Print each entry below precisely as it reads.

** PROVIDED RECORDS follows **

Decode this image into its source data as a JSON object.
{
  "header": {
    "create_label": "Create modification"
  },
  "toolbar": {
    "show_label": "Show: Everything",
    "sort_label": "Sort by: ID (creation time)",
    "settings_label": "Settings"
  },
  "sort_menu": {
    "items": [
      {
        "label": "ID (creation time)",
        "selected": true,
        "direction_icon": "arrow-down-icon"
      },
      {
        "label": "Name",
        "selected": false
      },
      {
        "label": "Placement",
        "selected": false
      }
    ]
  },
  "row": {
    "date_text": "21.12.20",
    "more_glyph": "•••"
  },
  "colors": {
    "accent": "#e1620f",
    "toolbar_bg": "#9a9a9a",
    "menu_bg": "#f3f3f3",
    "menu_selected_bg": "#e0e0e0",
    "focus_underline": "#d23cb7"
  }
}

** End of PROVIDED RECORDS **

SOLUTION TO THE PROBLEM:
Decode this image into its source data as a JSON object.
{
  "header": {
    "create_label": "Create modification"
  },
  "toolbar": {
    "show_label": "Show: Everything",
    "sort_label": "Sort by: ID (creation time)",
    "settings_label": "Settings"
  },
  "sort_menu": {
    "items": [
      {
        "label": "ID (creation time)",
        "selected": true,
        "direction_icon": "arrow-down-icon"
      },
      {
        "label": "Name",
        "selected": false
      },
      {
        "label": "Placement",
        "selected": false
      }
    ]
  },
  "row": {
    "date_text": "21.12.20",
    "more_glyph": "•••"
  },
  "colors": {
    "accent": "#e1620f",
    "toolbar_bg": "#9a9a9a",
    "menu_bg": "#f3f3f3",
    "menu_selected_bg": "#e0e0e0",
    "focus_underline": "#d23cb7"
  }
}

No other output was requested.